'''
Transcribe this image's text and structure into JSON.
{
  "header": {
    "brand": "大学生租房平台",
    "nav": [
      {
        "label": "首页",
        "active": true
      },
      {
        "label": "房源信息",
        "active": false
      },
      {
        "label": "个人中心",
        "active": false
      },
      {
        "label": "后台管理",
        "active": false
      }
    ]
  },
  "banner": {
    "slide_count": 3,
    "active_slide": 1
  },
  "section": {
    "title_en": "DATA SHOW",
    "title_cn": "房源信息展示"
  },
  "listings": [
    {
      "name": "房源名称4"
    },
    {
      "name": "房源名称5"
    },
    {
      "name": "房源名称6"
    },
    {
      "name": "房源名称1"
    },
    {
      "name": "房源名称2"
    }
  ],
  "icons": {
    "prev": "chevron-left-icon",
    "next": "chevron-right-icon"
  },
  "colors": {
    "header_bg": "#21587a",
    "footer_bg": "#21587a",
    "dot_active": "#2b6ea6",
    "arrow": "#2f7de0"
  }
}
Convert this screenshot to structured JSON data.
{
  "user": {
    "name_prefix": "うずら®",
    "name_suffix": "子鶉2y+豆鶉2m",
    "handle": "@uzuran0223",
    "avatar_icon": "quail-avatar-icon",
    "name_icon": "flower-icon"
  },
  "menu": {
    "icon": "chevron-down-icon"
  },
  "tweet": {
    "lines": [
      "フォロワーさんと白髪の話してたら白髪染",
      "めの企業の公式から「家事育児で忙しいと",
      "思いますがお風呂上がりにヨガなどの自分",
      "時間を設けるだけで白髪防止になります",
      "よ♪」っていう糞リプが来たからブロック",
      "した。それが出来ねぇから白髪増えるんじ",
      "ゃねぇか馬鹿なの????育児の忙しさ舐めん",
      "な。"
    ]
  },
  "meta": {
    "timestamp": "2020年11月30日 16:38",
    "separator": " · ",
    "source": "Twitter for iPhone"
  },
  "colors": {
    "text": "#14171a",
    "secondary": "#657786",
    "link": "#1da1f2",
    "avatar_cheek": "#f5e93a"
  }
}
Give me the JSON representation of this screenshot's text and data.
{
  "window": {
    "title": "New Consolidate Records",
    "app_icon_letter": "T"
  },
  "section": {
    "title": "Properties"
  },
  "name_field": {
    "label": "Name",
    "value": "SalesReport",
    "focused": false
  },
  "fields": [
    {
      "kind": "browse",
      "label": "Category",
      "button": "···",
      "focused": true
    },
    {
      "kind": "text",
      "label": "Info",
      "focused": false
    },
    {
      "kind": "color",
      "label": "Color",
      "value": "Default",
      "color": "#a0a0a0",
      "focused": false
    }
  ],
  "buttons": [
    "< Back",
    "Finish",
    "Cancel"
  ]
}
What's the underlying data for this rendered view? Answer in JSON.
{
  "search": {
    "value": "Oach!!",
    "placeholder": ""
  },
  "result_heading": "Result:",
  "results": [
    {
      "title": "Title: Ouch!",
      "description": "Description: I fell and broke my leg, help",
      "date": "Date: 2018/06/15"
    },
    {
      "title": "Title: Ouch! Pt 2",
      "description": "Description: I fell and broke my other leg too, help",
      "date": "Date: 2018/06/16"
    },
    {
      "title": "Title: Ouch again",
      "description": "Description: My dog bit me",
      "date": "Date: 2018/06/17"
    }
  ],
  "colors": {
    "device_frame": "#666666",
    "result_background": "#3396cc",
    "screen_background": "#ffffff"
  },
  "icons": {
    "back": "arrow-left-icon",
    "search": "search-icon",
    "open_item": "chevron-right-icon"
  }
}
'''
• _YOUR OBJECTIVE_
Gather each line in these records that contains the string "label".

• _OUTPUT BELOW_
        "label": "首页",
        "label": "房源信息",
        "label": "个人中心",
        "label": "后台管理",
    "label": "Name",
      "label": "Category",
      "label": "Info",
      "label": "Color",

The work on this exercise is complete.